Reading Winthrop Quigley’s column today in the Albuquerque Journal about the conflicting best and worst states in terms of taxation is a less-than-enlightening exercise. The article notes New Mexico’s relatively good performance on a Kiplinger’s report on taxes and compares it with our performance on a separate report by Tax Foundation.
For starters, focusing on taxes alone is somewhat misguided if you are trying to understand economic growth. Overall economic freedom which includes regulations and overall property rights is a far better measure of a state’s likely economic prowess.

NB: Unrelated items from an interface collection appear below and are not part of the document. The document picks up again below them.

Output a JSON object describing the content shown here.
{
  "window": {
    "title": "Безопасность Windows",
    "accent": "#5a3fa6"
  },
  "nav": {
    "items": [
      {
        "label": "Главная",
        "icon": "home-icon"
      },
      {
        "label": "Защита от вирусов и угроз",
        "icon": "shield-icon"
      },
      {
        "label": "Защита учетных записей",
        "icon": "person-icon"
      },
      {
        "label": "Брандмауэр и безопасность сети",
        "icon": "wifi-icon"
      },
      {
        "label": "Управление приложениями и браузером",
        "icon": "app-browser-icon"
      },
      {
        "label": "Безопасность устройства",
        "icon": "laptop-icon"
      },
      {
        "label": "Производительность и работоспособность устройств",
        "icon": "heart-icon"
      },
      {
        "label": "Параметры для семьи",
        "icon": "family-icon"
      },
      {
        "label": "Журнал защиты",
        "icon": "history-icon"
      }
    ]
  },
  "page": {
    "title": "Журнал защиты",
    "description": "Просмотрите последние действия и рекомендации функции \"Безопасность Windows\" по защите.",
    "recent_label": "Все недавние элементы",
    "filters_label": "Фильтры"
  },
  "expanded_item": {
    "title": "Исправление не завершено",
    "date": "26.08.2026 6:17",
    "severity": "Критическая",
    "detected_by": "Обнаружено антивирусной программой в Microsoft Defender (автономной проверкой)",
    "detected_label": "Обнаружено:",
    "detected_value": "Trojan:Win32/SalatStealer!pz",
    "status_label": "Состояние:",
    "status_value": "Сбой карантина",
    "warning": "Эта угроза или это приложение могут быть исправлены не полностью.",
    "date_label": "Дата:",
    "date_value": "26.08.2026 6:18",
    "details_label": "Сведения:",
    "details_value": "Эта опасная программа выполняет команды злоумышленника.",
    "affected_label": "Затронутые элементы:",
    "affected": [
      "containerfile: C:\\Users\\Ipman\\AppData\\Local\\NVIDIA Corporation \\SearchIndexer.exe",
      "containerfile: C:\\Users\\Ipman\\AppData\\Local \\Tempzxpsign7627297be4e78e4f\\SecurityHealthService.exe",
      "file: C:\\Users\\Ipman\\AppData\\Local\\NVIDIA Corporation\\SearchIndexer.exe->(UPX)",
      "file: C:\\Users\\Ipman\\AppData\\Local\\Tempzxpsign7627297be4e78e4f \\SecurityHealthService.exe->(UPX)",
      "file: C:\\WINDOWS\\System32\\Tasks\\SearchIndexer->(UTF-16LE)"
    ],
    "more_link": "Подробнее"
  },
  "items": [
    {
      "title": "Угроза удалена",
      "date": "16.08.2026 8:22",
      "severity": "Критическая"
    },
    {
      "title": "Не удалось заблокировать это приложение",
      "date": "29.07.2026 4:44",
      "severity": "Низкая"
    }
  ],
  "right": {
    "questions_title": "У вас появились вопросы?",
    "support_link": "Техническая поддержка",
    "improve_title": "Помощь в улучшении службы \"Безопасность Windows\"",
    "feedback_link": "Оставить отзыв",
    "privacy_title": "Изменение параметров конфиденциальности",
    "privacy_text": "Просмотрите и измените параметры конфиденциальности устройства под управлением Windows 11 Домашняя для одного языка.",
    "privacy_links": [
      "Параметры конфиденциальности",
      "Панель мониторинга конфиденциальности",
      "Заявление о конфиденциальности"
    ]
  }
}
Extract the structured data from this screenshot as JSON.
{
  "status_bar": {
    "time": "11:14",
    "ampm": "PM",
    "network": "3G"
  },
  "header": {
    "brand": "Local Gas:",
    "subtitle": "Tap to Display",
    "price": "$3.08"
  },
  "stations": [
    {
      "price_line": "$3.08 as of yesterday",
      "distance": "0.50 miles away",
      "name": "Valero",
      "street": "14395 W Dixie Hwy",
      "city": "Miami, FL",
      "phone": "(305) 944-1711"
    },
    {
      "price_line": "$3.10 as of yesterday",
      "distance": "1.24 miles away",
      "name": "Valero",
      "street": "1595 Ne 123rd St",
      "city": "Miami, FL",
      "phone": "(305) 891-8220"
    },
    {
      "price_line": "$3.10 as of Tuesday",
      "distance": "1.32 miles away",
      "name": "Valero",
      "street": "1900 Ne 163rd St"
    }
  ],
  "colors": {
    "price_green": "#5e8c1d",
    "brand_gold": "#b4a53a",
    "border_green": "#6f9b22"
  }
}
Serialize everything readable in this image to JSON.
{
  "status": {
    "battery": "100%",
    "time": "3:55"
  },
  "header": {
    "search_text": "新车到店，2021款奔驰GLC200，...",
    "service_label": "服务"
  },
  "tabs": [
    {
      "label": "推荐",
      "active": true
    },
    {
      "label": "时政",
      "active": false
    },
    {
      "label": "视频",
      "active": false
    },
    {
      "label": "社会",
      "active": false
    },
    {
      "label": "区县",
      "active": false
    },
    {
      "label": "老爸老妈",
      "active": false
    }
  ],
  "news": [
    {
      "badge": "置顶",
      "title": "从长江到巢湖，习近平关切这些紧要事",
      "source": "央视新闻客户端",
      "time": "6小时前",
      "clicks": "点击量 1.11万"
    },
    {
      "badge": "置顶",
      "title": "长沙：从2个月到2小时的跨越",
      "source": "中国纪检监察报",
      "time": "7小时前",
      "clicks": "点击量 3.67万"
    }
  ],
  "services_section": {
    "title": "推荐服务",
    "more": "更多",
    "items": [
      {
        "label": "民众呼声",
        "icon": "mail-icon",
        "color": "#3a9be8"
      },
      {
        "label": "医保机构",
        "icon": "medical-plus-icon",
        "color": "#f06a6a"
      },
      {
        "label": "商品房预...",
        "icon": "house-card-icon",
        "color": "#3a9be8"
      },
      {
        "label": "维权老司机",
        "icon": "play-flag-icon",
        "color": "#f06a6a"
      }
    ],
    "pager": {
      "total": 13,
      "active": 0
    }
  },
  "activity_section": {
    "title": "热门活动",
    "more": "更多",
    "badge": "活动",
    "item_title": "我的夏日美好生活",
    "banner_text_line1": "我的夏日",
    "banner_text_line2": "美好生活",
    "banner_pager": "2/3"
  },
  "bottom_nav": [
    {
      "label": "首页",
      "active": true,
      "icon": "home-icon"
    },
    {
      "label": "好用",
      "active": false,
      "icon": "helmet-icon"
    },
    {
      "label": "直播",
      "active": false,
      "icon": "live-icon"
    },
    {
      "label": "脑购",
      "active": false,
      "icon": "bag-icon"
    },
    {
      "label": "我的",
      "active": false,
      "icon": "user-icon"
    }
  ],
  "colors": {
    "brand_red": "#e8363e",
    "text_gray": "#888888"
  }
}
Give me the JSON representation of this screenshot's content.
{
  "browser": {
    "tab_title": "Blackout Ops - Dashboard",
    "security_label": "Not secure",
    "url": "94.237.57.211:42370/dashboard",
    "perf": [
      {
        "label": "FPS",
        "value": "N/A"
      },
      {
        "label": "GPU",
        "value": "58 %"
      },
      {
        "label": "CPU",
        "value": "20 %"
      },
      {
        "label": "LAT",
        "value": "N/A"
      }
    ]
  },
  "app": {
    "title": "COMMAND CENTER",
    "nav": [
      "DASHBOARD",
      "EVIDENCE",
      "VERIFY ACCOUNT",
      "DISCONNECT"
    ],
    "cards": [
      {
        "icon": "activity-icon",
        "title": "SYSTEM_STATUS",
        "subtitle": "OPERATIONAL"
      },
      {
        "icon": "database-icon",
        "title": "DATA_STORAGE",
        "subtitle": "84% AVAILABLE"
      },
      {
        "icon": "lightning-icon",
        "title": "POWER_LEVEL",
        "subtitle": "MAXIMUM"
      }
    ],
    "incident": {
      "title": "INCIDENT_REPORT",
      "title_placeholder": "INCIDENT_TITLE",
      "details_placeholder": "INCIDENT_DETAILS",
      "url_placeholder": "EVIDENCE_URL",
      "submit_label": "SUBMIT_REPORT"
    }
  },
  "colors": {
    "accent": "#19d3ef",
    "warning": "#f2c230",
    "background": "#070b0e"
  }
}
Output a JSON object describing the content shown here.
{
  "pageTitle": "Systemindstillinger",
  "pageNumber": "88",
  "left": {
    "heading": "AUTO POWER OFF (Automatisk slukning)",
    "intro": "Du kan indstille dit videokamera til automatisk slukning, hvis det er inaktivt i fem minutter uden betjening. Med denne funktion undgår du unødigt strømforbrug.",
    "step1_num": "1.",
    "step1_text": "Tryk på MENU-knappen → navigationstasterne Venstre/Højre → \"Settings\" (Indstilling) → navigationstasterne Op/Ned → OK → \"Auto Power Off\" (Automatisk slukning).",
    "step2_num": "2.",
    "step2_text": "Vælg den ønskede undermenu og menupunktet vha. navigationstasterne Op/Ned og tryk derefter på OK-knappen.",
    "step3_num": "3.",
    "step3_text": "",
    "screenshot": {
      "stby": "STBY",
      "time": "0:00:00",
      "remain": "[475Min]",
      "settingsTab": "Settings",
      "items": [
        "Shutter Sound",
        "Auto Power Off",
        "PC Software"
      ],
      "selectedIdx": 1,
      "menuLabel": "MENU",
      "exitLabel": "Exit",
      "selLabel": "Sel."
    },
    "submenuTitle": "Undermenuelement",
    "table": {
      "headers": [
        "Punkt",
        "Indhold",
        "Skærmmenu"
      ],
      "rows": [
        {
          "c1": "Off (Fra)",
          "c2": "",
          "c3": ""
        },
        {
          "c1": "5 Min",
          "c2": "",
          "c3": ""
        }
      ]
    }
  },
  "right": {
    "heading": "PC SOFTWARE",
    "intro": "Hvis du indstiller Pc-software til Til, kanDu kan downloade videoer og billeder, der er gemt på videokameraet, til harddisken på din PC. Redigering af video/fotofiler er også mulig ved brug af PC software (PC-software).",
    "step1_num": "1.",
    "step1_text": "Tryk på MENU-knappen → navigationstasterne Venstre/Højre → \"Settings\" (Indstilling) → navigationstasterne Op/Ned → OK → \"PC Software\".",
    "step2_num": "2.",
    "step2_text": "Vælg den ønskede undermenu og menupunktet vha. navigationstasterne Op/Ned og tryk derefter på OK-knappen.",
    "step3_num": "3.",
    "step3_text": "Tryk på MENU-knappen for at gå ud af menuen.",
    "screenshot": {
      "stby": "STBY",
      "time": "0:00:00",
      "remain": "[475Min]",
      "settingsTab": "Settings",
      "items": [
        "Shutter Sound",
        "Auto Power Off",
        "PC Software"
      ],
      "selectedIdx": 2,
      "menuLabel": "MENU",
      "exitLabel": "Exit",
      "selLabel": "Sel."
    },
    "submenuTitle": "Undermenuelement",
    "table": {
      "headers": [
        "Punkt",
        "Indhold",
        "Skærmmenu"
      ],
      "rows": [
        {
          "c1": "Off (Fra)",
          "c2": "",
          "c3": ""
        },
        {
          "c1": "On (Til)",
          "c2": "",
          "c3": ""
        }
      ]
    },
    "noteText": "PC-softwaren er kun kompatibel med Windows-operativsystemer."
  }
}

Secondly, as Richard Anklam notes, methodology and priorities are important. I can’t really figure out what Kiplinger’s is measuring and Quigley fails to mention that the Tax Foundation report measures business taxation, not overall taxes. According to the Federation of Tax Administrators report on tax burdens as a percent of income, New Mexico is 14th.
Lastly, what you tax matters. If you want more of something, tax it less, if you want less of something, tax it more. New Mexico needs more people working and building private sector businesses, and fewer receiving government benefits. As Art Laffer and Stephen Moore pointed out in a Rio Grande Foundation report, states that refrain from taxing personal income experience much faster growth than those that heavily tax work.
Need more evidence? Just look at the economic growth taking place in Texas!